With laser cutting, the quality of the cut cannot be changed at the various stages by altering the cutting parameters. It is always necessary to configure the optimal cutting parameters, and thereby achieve optimal cutting quality. Again, this depends on the thickness of the material. Generally speaking, up to a thickness of approx. 5-8 mm the cut is smooth, straight, and free of scale. As the thickness increases, the grooving typical of laser cutting appears, and minor scaling and weld-ons may form on the underside. At the upper thickness limit, the grooving is quite pronounced and the negative elements on the underside may also be more substantial (again, this depends on the amount of heat introduced). We are able to clean the parts if required. Courtesy of our new deburring grinder and the high quality of the cut delivered by modern laser machines, besides standard laser-cut parts we can supply parts perfectly deburred or cleaned in line with the customer’s specific requirements. + FOTO

With stainless steel, nitrogen (achieving a polished high-quality cut) may be replaced by oxygen as the assist gas. This reduces the price quite significantly (by about 20%). On the other hand, the quality of the cut is much worse (the cut is black, oxidised, and rough).

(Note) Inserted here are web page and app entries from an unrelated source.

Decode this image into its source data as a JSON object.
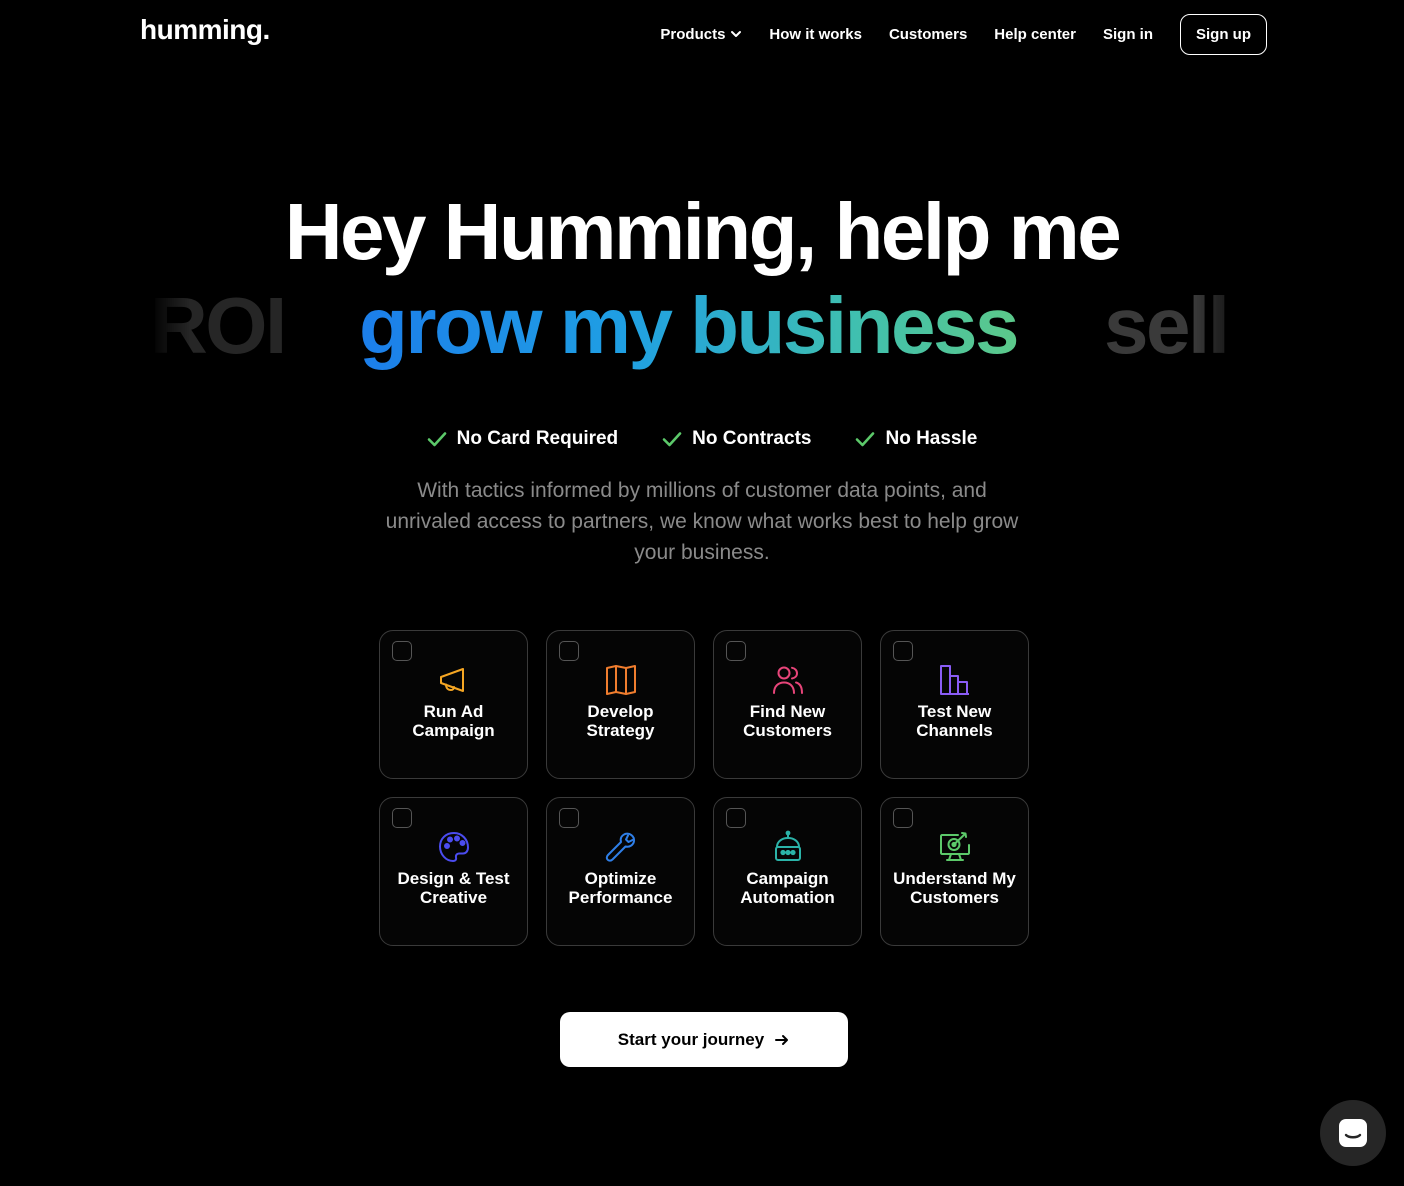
{
  "brand": {
    "logo": "humming."
  },
  "nav": {
    "products": "Products",
    "how_it_works": "How it works",
    "customers": "Customers",
    "help_center": "Help center",
    "sign_in": "Sign in",
    "sign_up": "Sign up"
  },
  "hero": {
    "title": "Hey Humming, help me",
    "rotator_prev": "ROI",
    "rotator_current": "grow my business",
    "rotator_next": "sell",
    "gradient_colors": [
      "#1c7eea",
      "#1f9fe3",
      "#3fbfb0",
      "#5cc98a"
    ]
  },
  "checks": [
    {
      "label": "No Card Required"
    },
    {
      "label": "No Contracts"
    },
    {
      "label": "No Hassle"
    }
  ],
  "subtitle": "With tactics informed by millions of customer data points, and unrivaled access to partners, we know what works best to help grow your business.",
  "cards": [
    {
      "label": "Run Ad Campaign",
      "icon": "megaphone-icon",
      "color": "#f5a623"
    },
    {
      "label": "Develop Strategy",
      "icon": "map-icon",
      "color": "#f07d2e"
    },
    {
      "label": "Find New Customers",
      "icon": "users-icon",
      "color": "#e8457a"
    },
    {
      "label": "Test New Channels",
      "icon": "bar-chart-icon",
      "color": "#8a5cf5"
    },
    {
      "label": "Design & Test Creative",
      "icon": "palette-icon",
      "color": "#4b4cf0"
    },
    {
      "label": "Optimize Performance",
      "icon": "wrench-icon",
      "color": "#2f7fe8"
    },
    {
      "label": "Campaign Automation",
      "icon": "robot-icon",
      "color": "#2bb3a8"
    },
    {
      "label": "Understand My Customers",
      "icon": "monitor-target-icon",
      "color": "#5cc96a"
    }
  ],
  "cta": {
    "label": "Start your journey"
  },
  "colors": {
    "check_green": "#5cc96a",
    "background": "#000000"
  }
}
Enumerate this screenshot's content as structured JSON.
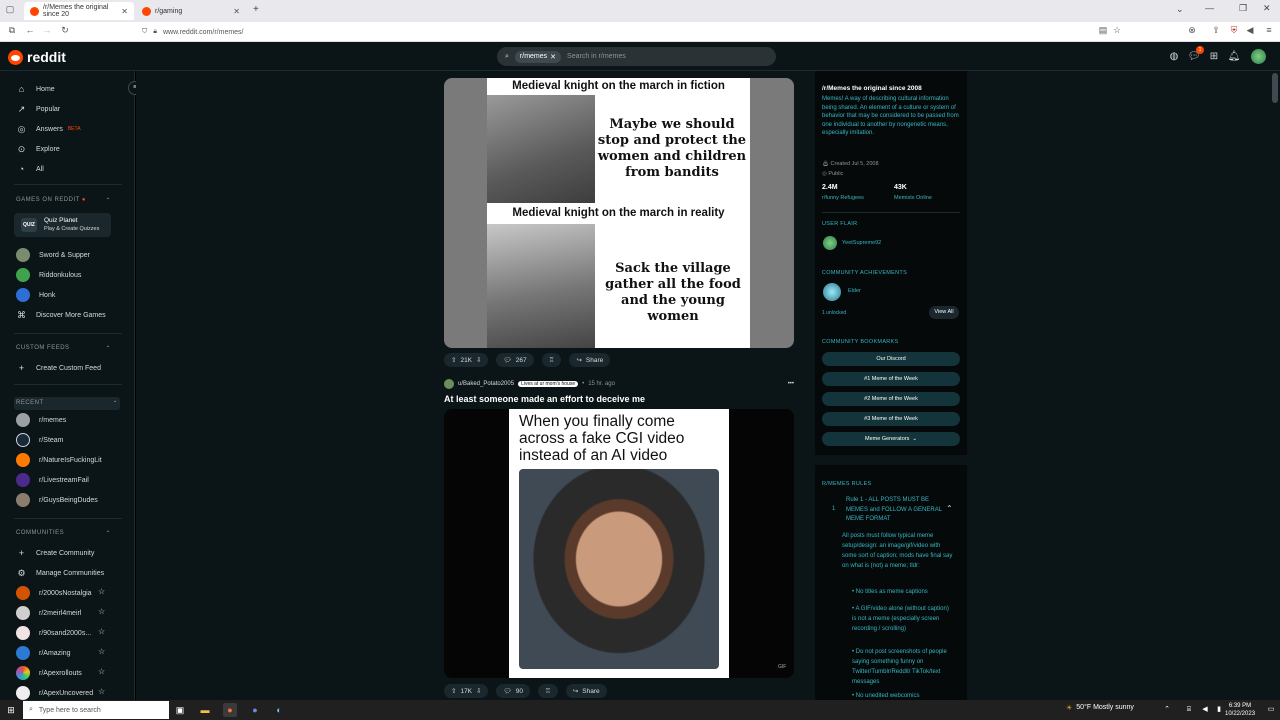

The cutting price depends on the type and thickness of the material, the complexity of the cut’s shape, the amount of metal loss and number of holes, the scale of serial production required by the order, the overall volume of orders stemming from long-term cooperation, the demands of handling, the cleaning and packaging requirements, etc. As so many variables have to be factored into the pricing, it is impossible to set any objective listed or indicative prices per metre of cutting, etc. When you make an enquiry, we will prepare an exact quotation for you very quickly.